I have never been politically active. My mom and dad always kept their voting decisions confidential and I generally follow that practice too. I don't display bumper stickers or wear political pins. However, I always vote, having NEVER missed an election since I turned 21(even the tiny ones with only one local issue on the ballot).
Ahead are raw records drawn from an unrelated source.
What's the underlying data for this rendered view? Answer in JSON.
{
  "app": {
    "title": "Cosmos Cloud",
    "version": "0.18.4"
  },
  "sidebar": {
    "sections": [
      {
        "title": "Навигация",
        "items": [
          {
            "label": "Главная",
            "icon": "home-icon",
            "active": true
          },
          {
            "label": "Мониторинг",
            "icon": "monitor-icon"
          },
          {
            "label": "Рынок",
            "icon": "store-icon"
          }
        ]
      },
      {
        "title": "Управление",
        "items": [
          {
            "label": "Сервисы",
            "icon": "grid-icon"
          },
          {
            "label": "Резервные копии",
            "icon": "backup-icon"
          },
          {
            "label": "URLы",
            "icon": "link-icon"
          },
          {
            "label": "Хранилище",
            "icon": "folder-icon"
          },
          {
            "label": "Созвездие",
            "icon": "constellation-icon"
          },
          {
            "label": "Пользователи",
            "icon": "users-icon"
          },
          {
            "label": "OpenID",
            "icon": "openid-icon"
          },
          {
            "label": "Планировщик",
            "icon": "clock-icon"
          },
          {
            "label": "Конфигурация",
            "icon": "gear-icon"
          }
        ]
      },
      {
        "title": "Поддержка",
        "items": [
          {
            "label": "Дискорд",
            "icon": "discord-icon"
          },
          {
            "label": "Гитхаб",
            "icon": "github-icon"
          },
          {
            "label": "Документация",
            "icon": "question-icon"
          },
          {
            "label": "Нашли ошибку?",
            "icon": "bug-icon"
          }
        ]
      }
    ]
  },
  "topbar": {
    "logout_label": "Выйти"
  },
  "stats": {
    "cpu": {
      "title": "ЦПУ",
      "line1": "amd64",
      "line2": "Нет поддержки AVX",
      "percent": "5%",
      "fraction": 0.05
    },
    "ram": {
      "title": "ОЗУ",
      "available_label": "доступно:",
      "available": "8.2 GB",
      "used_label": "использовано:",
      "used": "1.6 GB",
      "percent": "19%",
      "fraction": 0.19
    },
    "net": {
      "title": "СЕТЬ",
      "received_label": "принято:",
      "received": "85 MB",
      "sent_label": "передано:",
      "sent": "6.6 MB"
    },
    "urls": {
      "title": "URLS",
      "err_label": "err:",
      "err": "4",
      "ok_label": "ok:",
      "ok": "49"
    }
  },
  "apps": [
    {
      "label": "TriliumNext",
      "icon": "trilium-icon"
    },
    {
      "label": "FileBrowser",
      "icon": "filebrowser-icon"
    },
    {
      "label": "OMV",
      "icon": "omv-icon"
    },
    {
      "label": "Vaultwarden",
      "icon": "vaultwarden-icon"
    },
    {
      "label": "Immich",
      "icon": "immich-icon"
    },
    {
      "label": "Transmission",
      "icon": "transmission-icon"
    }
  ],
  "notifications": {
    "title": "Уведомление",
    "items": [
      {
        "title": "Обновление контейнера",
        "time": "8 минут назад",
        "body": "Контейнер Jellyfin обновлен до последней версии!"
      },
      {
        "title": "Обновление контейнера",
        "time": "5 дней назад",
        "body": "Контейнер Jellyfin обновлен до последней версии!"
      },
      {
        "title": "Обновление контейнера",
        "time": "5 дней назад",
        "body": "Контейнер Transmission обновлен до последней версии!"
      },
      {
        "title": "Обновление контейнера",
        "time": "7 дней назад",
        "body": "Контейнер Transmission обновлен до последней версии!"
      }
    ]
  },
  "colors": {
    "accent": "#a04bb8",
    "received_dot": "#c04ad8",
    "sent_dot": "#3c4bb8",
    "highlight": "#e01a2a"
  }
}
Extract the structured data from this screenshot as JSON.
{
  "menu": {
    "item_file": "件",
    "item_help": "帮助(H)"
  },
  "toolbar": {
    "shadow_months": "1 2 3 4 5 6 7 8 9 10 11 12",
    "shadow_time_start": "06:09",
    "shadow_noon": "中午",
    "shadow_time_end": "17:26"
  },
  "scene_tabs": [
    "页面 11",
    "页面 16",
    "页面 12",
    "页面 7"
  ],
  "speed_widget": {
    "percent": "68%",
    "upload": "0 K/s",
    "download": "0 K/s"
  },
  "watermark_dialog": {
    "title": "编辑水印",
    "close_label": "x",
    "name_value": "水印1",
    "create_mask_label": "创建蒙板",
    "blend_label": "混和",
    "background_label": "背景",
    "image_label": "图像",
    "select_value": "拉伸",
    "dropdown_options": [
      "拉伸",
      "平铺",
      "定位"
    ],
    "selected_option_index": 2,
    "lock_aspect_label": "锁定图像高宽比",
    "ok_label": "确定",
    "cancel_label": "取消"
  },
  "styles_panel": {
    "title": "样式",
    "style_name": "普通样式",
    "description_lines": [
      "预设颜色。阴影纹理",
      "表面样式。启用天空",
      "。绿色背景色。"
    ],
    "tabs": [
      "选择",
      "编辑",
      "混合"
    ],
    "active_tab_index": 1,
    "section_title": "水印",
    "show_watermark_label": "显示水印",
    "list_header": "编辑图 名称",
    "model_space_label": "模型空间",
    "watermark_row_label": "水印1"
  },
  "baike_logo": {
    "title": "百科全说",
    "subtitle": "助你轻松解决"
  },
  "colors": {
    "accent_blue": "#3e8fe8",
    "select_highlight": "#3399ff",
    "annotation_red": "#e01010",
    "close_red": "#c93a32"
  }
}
When my candidate or issue loses, my practice is to find small ways to work at a grassroots level to facilitate change or support conscientious and ethical behavior. For instance, I recycle as best I can; I try to choose "green" action whenever I can. I never let the water run while I'm doing dishes or brushing my teeth. With regard to controversial issues like abortion, I look for ways to facilitate wise decision making, and I donate to my daughter-in-law's annual walk for local pregnancy agency. Economically, I've turned a big corner and work consistently to live within my means and eliminate previous credit debt. I know I could be doing much more in many ways, but I try to not beat myself up for only making small steps in the direction of living and acting responsibly.
And sometimes I accidentally do something that feels very good. Last week, I got an email message from Code Pink about a single mom, Jocelyn Voltaire, in New York state who lost her eldest son in Iraq and who was also unable to keep up with skyrocketing mortgage payments so she about to lose her home.
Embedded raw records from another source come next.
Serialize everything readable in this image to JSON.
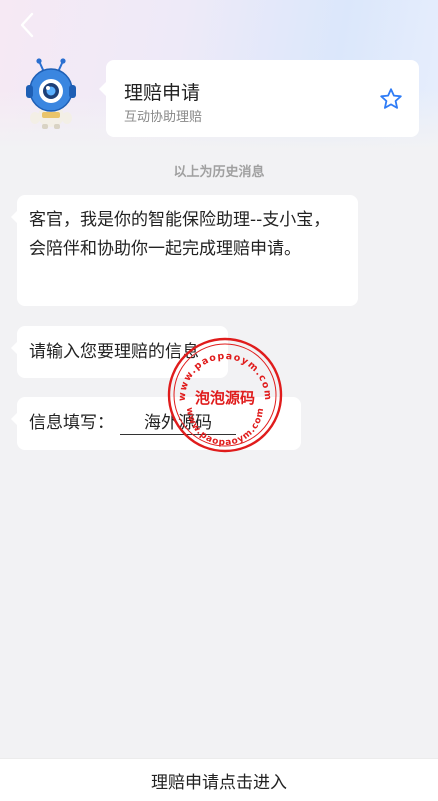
{
  "header": {
    "back_icon": "chevron-left-icon",
    "card": {
      "title": "理赔申请",
      "subtitle": "互动协助理赔",
      "star_icon": "star-outline-icon",
      "accent_color": "#2f7cf6"
    }
  },
  "chat": {
    "history_label": "以上为历史消息",
    "messages": [
      {
        "text": "客官，我是你的智能保险助理--支小宝，会陪伴和协助你一起完成理赔申请。"
      },
      {
        "text": "请输入您要理赔的信息"
      },
      {
        "label": "信息填写：",
        "value": "海外源码"
      }
    ]
  },
  "watermark": {
    "top_text": "www.paopaoym.com",
    "center_text": "泡泡源码",
    "bottom_text": "www.paopaoym.com",
    "color": "#e01c1c"
  },
  "footer": {
    "action_label": "理赔申请点击进入"
  }
}
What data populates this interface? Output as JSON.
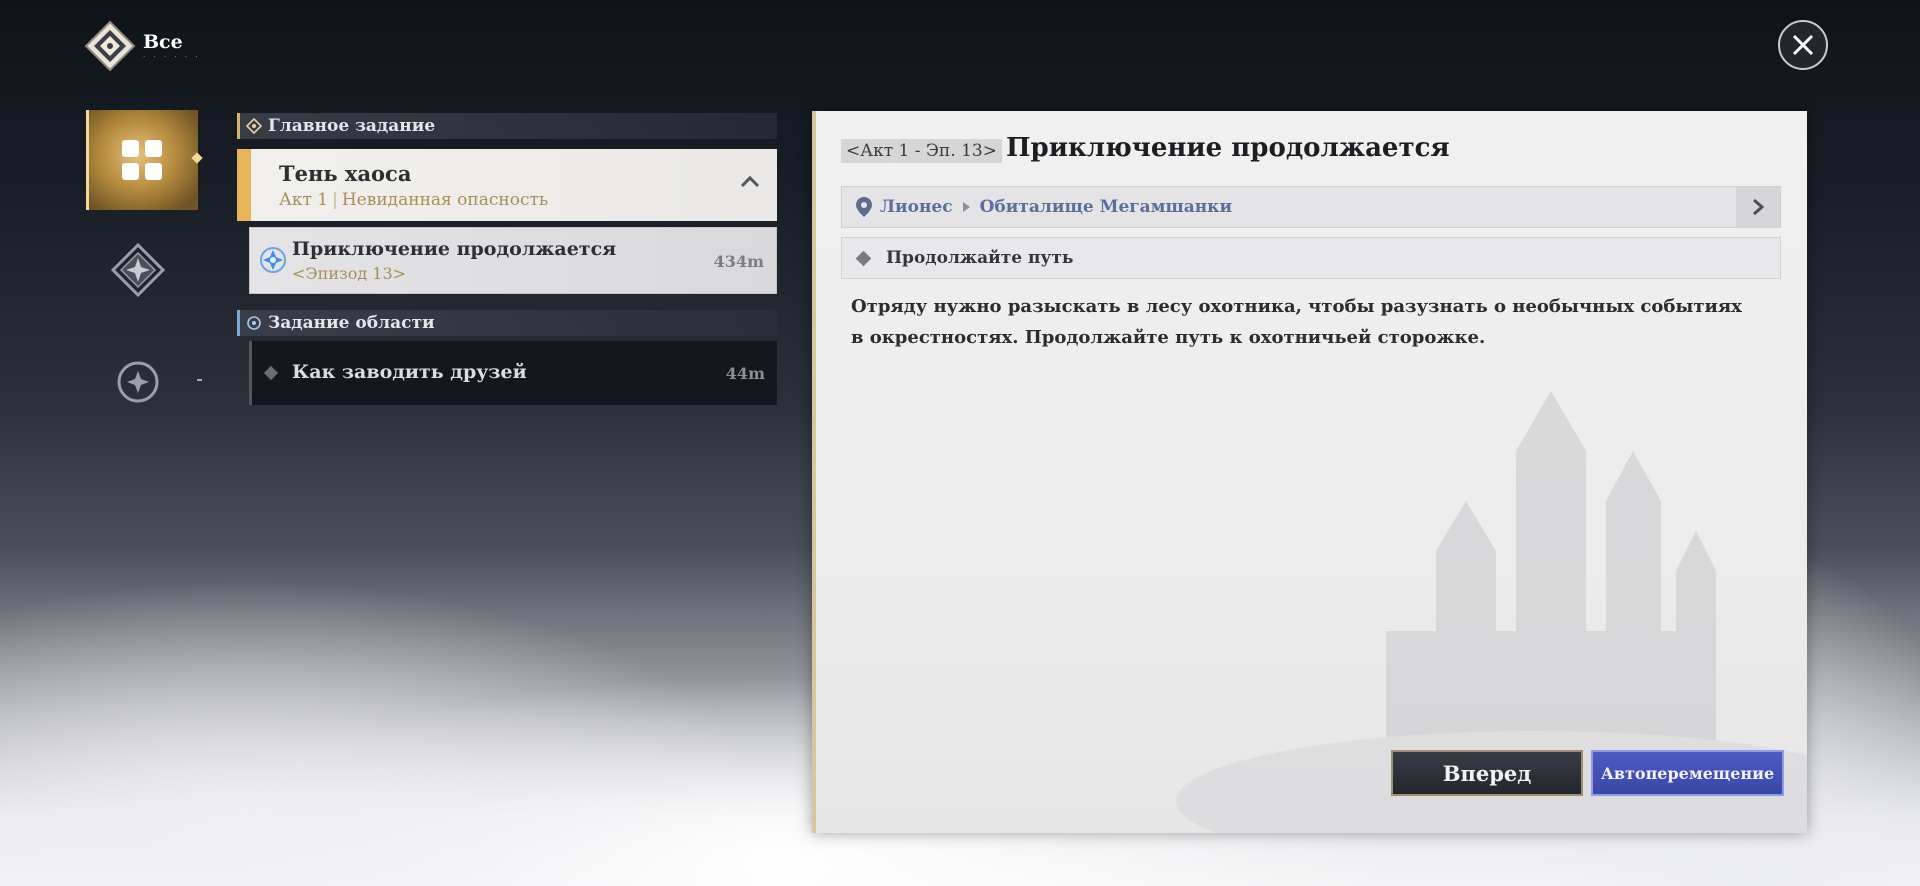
{
  "header": {
    "title": "Все",
    "subtitle": "· · · · · ·"
  },
  "nav": {
    "items": [
      {
        "name": "all-quests",
        "icon": "grid-icon",
        "active": true
      },
      {
        "name": "story",
        "icon": "diamond-star-icon",
        "active": false
      },
      {
        "name": "area",
        "icon": "circle-star-icon",
        "active": false
      }
    ]
  },
  "quests": {
    "main_section_label": "Главное задание",
    "chapter": {
      "title": "Тень хаоса",
      "act": "Акт 1",
      "separator": "|",
      "subtitle": "Невиданная опасность"
    },
    "selected": {
      "title": "Приключение продолжается",
      "episode": "<Эпизод 13>",
      "distance": "434m"
    },
    "area_section_label": "Задание области",
    "area_quest": {
      "title": "Как заводить друзей",
      "distance": "44m"
    }
  },
  "details": {
    "tag": "<Акт 1 - Эп. 13>",
    "title": "Приключение продолжается",
    "location": [
      "Лионес",
      "Обиталище Мегамшанки"
    ],
    "objective": "Продолжайте путь",
    "description": "Отряду нужно разыскать в лесу охотника, чтобы разузнать о необычных событиях в окрестностях. Продолжайте путь к охотничьей сторожке.",
    "buttons": {
      "go": "Вперед",
      "auto": "Автоперемещение"
    }
  },
  "colors": {
    "gold_accent": "#e8b45a",
    "auto_button": "#4c5bc0",
    "location_text": "#5a6f9a"
  }
}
This amazing video clip by American News Project describes Jocelyn's plight.
Her story was so compelling that the chance to help seemed like a no brainer. Plus I was inspired by my daughter-in-law Jenny's blog post Coats, Coats, and more Coats.
I donated $25 immediately to help Jocelyn Voltaire.
Apparently, in less than 2 hours with the assistance of the Internet, Code Pink raised enough money to save Jocelyn's home. It felt so exciting to be a tiny piece of a bold statement. While our government has taken billions of our tax dollars to bail out the wealthy, a bunch of Americans came together to bail out a desperate mother.
Now, I'm looking for other small ways to help. And so, of course, I was immediately offered a suggestion in the form of Blog Action day which was a day dedicated to talking about poverty on blogs across the world. I actually missed the day, for it happened on Oct 15, but I know it's not too late to address the topic. In fact with the economy flopping all around me, any day is a good day to consider ways to do something.
Check out this list of 88 Ways to Do Something About Poverty Right Now. I'm going to choose a few to do right away! Won't you join me?